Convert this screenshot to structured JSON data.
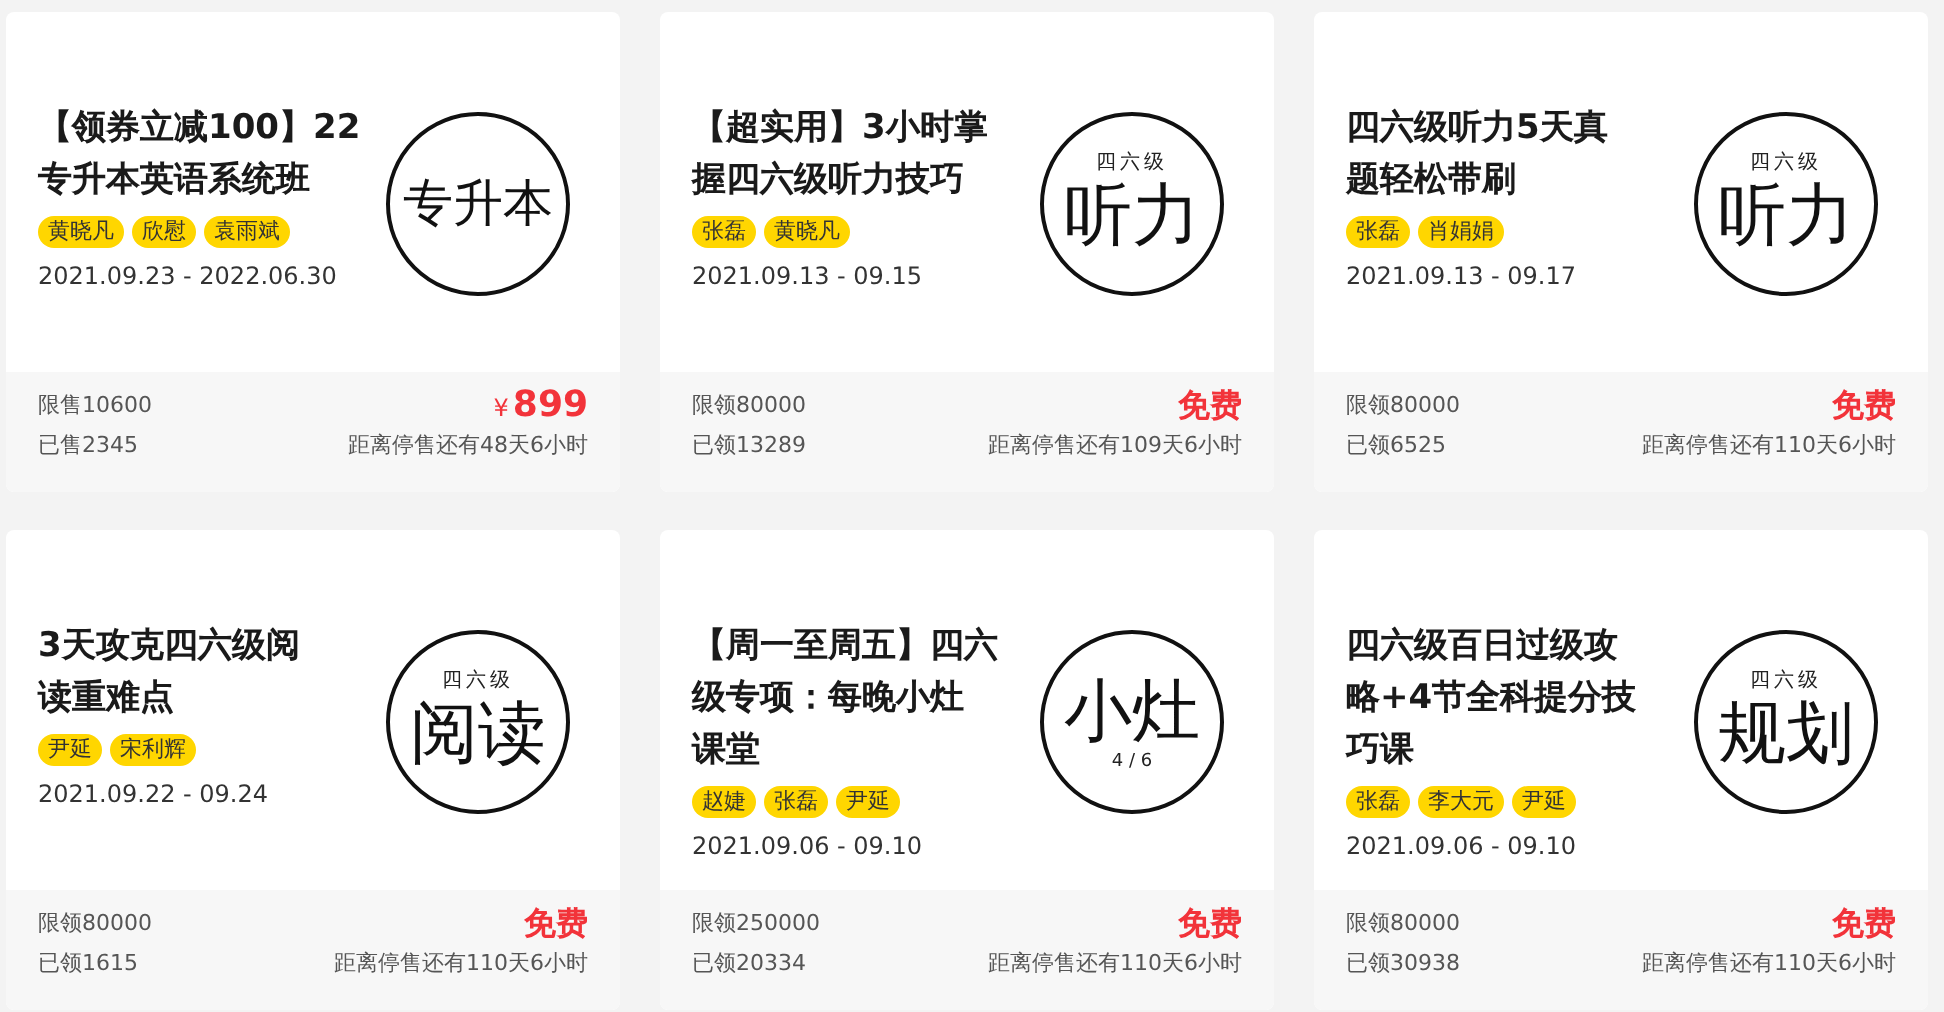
{
  "courses": [
    {
      "title_lines": [
        "【领券立减100】22",
        "专升本英语系统班"
      ],
      "teachers": [
        "黄晓凡",
        "欣慰",
        "袁雨斌"
      ],
      "date": "2021.09.23 - 2022.06.30",
      "emblem": {
        "main": "专升本"
      },
      "quota": "限售10600",
      "taken": "已售2345",
      "price": {
        "kind": "paid",
        "currency": "¥",
        "amount": "899"
      },
      "countdown": "距离停售还有48天6小时"
    },
    {
      "title_lines": [
        "【超实用】3小时掌",
        "握四六级听力技巧"
      ],
      "teachers": [
        "张磊",
        "黄晓凡"
      ],
      "date": "2021.09.13 - 09.15",
      "emblem": {
        "top": "四六级",
        "main": "听力"
      },
      "quota": "限领80000",
      "taken": "已领13289",
      "price": {
        "kind": "free",
        "amount": "免费"
      },
      "countdown": "距离停售还有109天6小时"
    },
    {
      "title_lines": [
        "四六级听力5天真",
        "题轻松带刷"
      ],
      "teachers": [
        "张磊",
        "肖娟娟"
      ],
      "date": "2021.09.13 - 09.17",
      "emblem": {
        "top": "四六级",
        "main": "听力"
      },
      "quota": "限领80000",
      "taken": "已领6525",
      "price": {
        "kind": "free",
        "amount": "免费"
      },
      "countdown": "距离停售还有110天6小时"
    },
    {
      "title_lines": [
        "3天攻克四六级阅",
        "读重难点"
      ],
      "teachers": [
        "尹延",
        "宋利辉"
      ],
      "date": "2021.09.22 - 09.24",
      "emblem": {
        "top": "四六级",
        "main": "阅读"
      },
      "quota": "限领80000",
      "taken": "已领1615",
      "price": {
        "kind": "free",
        "amount": "免费"
      },
      "countdown": "距离停售还有110天6小时"
    },
    {
      "title_lines": [
        "【周一至周五】四六",
        "级专项：每晚小灶",
        "课堂"
      ],
      "teachers": [
        "赵婕",
        "张磊",
        "尹延"
      ],
      "date": "2021.09.06 - 09.10",
      "emblem": {
        "main": "小灶",
        "bottom": "4 / 6"
      },
      "quota": "限领250000",
      "taken": "已领20334",
      "price": {
        "kind": "free",
        "amount": "免费"
      },
      "countdown": "距离停售还有110天6小时"
    },
    {
      "title_lines": [
        "四六级百日过级攻",
        "略+4节全科提分技",
        "巧课"
      ],
      "teachers": [
        "张磊",
        "李大元",
        "尹延"
      ],
      "date": "2021.09.06 - 09.10",
      "emblem": {
        "top": "四六级",
        "main": "规划"
      },
      "quota": "限领80000",
      "taken": "已领30938",
      "price": {
        "kind": "free",
        "amount": "免费"
      },
      "countdown": "距离停售还有110天6小时"
    }
  ]
}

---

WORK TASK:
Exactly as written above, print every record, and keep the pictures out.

RESPONSE BELOW:
Convert this screenshot to structured JSON data.
{
  "courses": [
    {
      "title_lines": [
        "【领券立减100】22",
        "专升本英语系统班"
      ],
      "teachers": [
        "黄晓凡",
        "欣慰",
        "袁雨斌"
      ],
      "date": "2021.09.23 - 2022.06.30",
      "emblem": {
        "main": "专升本"
      },
      "quota": "限售10600",
      "taken": "已售2345",
      "price": {
        "kind": "paid",
        "currency": "¥",
        "amount": "899"
      },
      "countdown": "距离停售还有48天6小时"
    },
    {
      "title_lines": [
        "【超实用】3小时掌",
        "握四六级听力技巧"
      ],
      "teachers": [
        "张磊",
        "黄晓凡"
      ],
      "date": "2021.09.13 - 09.15",
      "emblem": {
        "top": "四六级",
        "main": "听力"
      },
      "quota": "限领80000",
      "taken": "已领13289",
      "price": {
        "kind": "free",
        "amount": "免费"
      },
      "countdown": "距离停售还有109天6小时"
    },
    {
      "title_lines": [
        "四六级听力5天真",
        "题轻松带刷"
      ],
      "teachers": [
        "张磊",
        "肖娟娟"
      ],
      "date": "2021.09.13 - 09.17",
      "emblem": {
        "top": "四六级",
        "main": "听力"
      },
      "quota": "限领80000",
      "taken": "已领6525",
      "price": {
        "kind": "free",
        "amount": "免费"
      },
      "countdown": "距离停售还有110天6小时"
    },
    {
      "title_lines": [
        "3天攻克四六级阅",
        "读重难点"
      ],
      "teachers": [
        "尹延",
        "宋利辉"
      ],
      "date": "2021.09.22 - 09.24",
      "emblem": {
        "top": "四六级",
        "main": "阅读"
      },
      "quota": "限领80000",
      "taken": "已领1615",
      "price": {
        "kind": "free",
        "amount": "免费"
      },
      "countdown": "距离停售还有110天6小时"
    },
    {
      "title_lines": [
        "【周一至周五】四六",
        "级专项：每晚小灶",
        "课堂"
      ],
      "teachers": [
        "赵婕",
        "张磊",
        "尹延"
      ],
      "date": "2021.09.06 - 09.10",
      "emblem": {
        "main": "小灶",
        "bottom": "4 / 6"
      },
      "quota": "限领250000",
      "taken": "已领20334",
      "price": {
        "kind": "free",
        "amount": "免费"
      },
      "countdown": "距离停售还有110天6小时"
    },
    {
      "title_lines": [
        "四六级百日过级攻",
        "略+4节全科提分技",
        "巧课"
      ],
      "teachers": [
        "张磊",
        "李大元",
        "尹延"
      ],
      "date": "2021.09.06 - 09.10",
      "emblem": {
        "top": "四六级",
        "main": "规划"
      },
      "quota": "限领80000",
      "taken": "已领30938",
      "price": {
        "kind": "free",
        "amount": "免费"
      },
      "countdown": "距离停售还有110天6小时"
    }
  ]
}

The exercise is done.